From the data, copy out every line in which the word "Efex" appears.
[[ Supplied entries open ]]
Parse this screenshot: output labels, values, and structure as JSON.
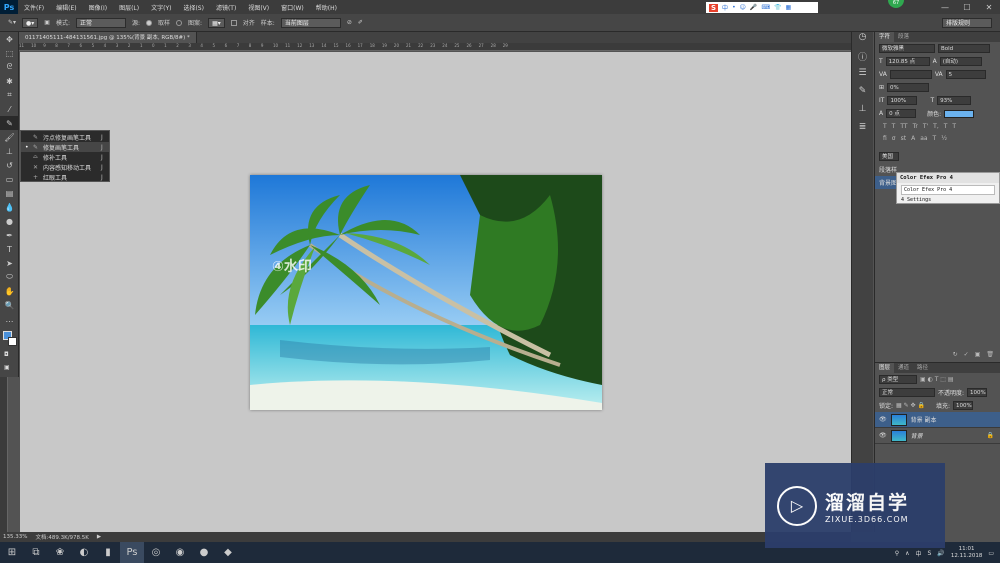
{
  "app": {
    "logo": "Ps"
  },
  "menu": [
    "文件(F)",
    "编辑(E)",
    "图像(I)",
    "图层(L)",
    "文字(Y)",
    "选择(S)",
    "滤镜(T)",
    "视图(V)",
    "窗口(W)",
    "帮助(H)"
  ],
  "window_controls": [
    "—",
    "☐",
    "✕"
  ],
  "ime_bar": {
    "logo": "S",
    "items": [
      "中",
      "•",
      "☺",
      "🎤",
      "⌨",
      "👕",
      "▦"
    ]
  },
  "badge": "67",
  "options": {
    "mode_label": "模式:",
    "mode_value": "正常",
    "source_label": "源:",
    "source_option": "取样",
    "pattern_option": "图案:",
    "align_label": "对齐",
    "sample_label": "样本:",
    "sample_value": "当前图层",
    "workspace": "排版规则"
  },
  "document": {
    "tab_title": "01171405111-484131561.jpg @ 135%(背景 副本, RGB/8#) *",
    "ruler_ticks": [
      "11",
      "10",
      "9",
      "8",
      "7",
      "6",
      "5",
      "4",
      "3",
      "2",
      "1",
      "0",
      "1",
      "2",
      "3",
      "4",
      "5",
      "6",
      "7",
      "8",
      "9",
      "10",
      "11",
      "12",
      "13",
      "14",
      "15",
      "16",
      "17",
      "18",
      "19",
      "20",
      "21",
      "22",
      "23",
      "24",
      "25",
      "26",
      "27",
      "28",
      "29"
    ],
    "watermark": "④水印"
  },
  "tool_flyout": [
    {
      "label": "污点修复画笔工具",
      "key": "J",
      "selected": false
    },
    {
      "label": "修复画笔工具",
      "key": "J",
      "selected": true
    },
    {
      "label": "修补工具",
      "key": "J",
      "selected": false
    },
    {
      "label": "内容感知移动工具",
      "key": "J",
      "selected": false
    },
    {
      "label": "红眼工具",
      "key": "J",
      "selected": false
    }
  ],
  "status": {
    "zoom": "135.33%",
    "doc": "文档:489.3K/978.5K"
  },
  "character_panel": {
    "tabs": [
      "字符",
      "段落"
    ],
    "font_family": "微软雅黑",
    "font_style": "Bold",
    "size": "120.85 点",
    "leading": "(自动)",
    "kerning": "",
    "tracking": "5",
    "scale_pct": "0%",
    "vscale": "100%",
    "hscale": "93%",
    "baseline": "0 点",
    "color_label": "颜色:",
    "color": "#6bb2ee",
    "glyph_row": [
      "T",
      "T",
      "TT",
      "Tr",
      "T'",
      "T,",
      "T",
      "T"
    ],
    "extra_tab": "美国",
    "aa_label": "段落样",
    "row_label": "背景图"
  },
  "plugin_popup": {
    "title": "Color Efex Pro 4",
    "subtitle": "Color Efex Pro 4",
    "settings": "4 Settings"
  },
  "layers_panel": {
    "tabs": [
      "图层",
      "通道",
      "路径"
    ],
    "kind": "ρ 类型",
    "blend": "正常",
    "opacity_label": "不透明度:",
    "opacity": "100%",
    "lock_label": "锁定:",
    "fill_label": "填充:",
    "fill": "100%",
    "layers": [
      {
        "name": "背景 副本",
        "active": true
      },
      {
        "name": "背景",
        "active": false
      }
    ]
  },
  "taskbar": {
    "time": "11:01",
    "date": "12.11.2018",
    "lang": "中"
  },
  "brand": {
    "title": "溜溜自学",
    "url": "ZIXUE.3D66.COM"
  }
}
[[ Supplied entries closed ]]
**Output**
    "title": "Color Efex Pro 4",
    "subtitle": "Color Efex Pro 4",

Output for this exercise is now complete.